### ABOUT THIS EXERCISE
Search the records below for "JSON" and copy every line it turns up in.

### Dataset rows for apps and sites
BEGIN

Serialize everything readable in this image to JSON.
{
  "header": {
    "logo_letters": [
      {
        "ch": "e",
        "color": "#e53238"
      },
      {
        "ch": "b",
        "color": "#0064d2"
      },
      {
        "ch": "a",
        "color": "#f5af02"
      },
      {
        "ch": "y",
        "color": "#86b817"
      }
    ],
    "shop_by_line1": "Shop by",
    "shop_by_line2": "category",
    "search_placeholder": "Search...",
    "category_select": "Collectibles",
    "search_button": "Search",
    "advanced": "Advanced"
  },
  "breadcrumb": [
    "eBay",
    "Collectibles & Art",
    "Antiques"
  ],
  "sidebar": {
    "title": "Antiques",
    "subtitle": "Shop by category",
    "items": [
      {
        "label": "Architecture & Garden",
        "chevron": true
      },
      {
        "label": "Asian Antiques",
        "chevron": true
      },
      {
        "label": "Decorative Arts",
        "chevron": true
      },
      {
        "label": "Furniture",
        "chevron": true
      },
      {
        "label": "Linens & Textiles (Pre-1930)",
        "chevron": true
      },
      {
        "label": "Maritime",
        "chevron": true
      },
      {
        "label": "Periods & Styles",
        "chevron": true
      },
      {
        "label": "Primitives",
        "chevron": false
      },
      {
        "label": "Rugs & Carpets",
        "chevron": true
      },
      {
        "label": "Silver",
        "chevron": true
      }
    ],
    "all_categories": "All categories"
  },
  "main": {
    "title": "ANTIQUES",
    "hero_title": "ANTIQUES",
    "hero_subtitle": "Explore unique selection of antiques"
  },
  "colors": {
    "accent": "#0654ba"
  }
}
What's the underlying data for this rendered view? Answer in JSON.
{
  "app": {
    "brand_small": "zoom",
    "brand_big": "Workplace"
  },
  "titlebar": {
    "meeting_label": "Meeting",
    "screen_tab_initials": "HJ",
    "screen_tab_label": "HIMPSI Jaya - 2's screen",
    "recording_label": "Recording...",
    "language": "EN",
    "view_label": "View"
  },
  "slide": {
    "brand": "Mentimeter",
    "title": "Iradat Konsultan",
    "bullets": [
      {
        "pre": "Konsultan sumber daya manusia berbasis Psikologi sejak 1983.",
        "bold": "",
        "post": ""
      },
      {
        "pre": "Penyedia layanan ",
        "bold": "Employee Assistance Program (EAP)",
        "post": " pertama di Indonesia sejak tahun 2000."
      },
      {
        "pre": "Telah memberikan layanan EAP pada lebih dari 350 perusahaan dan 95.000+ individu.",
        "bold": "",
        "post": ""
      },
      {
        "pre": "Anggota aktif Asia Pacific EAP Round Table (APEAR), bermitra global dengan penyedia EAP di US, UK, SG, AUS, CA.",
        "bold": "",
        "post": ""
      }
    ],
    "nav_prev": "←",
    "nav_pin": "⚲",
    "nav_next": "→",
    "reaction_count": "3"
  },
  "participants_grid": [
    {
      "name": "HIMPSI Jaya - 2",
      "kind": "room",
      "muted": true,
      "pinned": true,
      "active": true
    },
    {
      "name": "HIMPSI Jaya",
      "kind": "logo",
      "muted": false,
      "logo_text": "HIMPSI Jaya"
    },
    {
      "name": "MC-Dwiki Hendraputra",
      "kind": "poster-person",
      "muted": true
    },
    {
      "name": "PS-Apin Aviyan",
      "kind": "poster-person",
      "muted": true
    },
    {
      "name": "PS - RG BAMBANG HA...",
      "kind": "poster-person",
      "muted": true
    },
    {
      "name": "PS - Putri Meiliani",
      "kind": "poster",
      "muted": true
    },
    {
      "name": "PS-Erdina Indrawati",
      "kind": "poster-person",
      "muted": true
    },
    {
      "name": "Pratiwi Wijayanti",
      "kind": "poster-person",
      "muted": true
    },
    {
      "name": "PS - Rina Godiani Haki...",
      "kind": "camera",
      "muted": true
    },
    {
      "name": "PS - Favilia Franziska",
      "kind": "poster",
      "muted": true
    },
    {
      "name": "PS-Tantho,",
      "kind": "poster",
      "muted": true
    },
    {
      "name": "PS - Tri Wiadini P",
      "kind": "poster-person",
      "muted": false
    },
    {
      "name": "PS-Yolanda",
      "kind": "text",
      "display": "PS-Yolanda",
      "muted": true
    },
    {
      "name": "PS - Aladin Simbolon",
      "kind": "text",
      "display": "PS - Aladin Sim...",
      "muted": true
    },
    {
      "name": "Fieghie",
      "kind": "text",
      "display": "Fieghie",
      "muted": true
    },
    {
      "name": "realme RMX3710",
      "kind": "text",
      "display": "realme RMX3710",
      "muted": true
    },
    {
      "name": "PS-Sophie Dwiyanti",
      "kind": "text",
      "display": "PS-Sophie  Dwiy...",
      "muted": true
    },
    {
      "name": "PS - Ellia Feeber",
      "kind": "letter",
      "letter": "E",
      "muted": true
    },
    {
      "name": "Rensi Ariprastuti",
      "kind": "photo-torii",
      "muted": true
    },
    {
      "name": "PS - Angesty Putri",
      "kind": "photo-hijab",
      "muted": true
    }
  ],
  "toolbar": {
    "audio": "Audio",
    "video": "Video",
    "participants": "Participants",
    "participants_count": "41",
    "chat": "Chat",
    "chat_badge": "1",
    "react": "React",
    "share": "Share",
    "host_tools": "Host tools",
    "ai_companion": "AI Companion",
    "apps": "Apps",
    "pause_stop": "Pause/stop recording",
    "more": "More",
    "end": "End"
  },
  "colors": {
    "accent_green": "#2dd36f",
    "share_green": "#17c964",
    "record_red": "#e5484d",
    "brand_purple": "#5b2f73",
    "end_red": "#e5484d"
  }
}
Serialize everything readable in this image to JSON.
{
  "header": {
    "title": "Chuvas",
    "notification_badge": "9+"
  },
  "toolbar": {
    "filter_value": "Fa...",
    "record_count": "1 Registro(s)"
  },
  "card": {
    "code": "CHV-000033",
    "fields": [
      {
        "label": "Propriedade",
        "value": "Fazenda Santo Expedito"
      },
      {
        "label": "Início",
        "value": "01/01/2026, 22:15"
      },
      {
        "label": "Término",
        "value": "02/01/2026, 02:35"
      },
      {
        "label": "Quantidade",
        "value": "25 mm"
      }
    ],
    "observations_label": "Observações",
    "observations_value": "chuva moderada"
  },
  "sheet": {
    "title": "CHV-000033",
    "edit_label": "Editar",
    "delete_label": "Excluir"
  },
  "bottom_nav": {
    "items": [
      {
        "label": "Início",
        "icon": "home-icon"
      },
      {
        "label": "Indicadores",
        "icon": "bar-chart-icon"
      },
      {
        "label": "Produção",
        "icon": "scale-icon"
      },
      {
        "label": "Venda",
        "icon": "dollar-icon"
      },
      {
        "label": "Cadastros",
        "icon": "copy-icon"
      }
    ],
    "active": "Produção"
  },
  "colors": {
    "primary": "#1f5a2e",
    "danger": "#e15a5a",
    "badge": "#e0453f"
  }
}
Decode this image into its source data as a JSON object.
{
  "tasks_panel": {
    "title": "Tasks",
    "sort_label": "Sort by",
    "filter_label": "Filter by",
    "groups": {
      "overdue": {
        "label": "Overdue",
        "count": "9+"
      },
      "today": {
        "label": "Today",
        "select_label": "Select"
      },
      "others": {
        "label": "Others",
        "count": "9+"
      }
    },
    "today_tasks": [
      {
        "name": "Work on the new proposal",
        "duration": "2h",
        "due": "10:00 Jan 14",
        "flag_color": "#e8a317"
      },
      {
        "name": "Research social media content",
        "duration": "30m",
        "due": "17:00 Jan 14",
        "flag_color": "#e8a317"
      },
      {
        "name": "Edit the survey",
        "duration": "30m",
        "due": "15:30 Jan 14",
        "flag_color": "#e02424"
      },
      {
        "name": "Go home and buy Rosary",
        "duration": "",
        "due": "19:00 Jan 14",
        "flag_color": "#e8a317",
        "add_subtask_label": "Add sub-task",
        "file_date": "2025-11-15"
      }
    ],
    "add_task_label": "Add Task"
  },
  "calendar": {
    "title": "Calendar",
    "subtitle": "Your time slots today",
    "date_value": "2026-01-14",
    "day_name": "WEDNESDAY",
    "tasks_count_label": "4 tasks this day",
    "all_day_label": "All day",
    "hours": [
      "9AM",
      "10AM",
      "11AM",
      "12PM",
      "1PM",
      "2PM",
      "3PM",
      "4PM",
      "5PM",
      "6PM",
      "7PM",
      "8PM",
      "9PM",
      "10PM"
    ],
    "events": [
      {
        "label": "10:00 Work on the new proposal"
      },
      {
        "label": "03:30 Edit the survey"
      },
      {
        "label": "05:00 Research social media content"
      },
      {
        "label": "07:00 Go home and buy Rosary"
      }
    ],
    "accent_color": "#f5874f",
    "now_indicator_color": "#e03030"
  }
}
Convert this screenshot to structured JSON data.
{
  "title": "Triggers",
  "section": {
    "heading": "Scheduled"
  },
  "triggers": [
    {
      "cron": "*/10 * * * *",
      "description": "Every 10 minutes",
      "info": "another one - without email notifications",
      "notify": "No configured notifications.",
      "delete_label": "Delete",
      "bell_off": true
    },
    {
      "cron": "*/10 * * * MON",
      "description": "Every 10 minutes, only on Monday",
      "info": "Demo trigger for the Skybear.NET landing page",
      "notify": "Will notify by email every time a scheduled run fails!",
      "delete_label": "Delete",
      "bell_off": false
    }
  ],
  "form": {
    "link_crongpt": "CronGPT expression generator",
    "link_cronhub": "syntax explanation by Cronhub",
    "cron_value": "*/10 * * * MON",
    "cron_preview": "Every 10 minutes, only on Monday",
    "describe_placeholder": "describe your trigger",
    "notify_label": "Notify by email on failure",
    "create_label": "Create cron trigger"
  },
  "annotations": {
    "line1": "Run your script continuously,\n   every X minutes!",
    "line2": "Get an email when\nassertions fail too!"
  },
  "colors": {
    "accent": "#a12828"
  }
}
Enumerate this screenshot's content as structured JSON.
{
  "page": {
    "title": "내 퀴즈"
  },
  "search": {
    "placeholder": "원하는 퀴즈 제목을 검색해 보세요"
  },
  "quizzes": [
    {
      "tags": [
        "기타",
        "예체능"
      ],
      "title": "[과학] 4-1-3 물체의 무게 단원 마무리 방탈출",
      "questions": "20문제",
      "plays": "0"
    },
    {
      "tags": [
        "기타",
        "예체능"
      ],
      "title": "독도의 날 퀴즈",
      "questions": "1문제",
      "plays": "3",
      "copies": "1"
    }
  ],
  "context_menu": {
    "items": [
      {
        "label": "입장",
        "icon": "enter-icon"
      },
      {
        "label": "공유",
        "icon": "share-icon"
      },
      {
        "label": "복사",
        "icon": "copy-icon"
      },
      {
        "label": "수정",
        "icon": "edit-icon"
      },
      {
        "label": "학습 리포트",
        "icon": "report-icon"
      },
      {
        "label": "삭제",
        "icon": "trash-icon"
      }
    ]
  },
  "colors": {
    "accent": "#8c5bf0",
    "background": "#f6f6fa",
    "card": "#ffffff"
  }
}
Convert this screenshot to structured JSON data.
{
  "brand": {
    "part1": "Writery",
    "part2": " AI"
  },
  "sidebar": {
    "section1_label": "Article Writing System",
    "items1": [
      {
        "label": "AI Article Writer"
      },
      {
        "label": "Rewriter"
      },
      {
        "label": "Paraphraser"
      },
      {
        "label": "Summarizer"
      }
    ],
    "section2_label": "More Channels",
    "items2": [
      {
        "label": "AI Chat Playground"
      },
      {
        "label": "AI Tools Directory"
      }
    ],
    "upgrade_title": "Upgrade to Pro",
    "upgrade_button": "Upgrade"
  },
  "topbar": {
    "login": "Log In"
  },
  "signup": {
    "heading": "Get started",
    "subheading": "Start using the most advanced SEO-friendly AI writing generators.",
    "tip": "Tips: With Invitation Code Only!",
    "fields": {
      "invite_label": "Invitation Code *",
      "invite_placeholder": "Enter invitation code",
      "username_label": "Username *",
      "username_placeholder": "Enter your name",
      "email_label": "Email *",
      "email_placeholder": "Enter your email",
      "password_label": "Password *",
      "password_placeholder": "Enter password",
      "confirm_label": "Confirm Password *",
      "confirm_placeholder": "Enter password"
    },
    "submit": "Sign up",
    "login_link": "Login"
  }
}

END

### EXERCISE ANSWER
Serialize everything readable in this image to JSON.
What's the underlying data for this rendered view? Answer in JSON.
Serialize everything readable in this image to JSON.
Decode this image into its source data as a JSON object.
Convert this screenshot to structured JSON data.
Enumerate this screenshot's content as structured JSON.
Convert this screenshot to structured JSON data.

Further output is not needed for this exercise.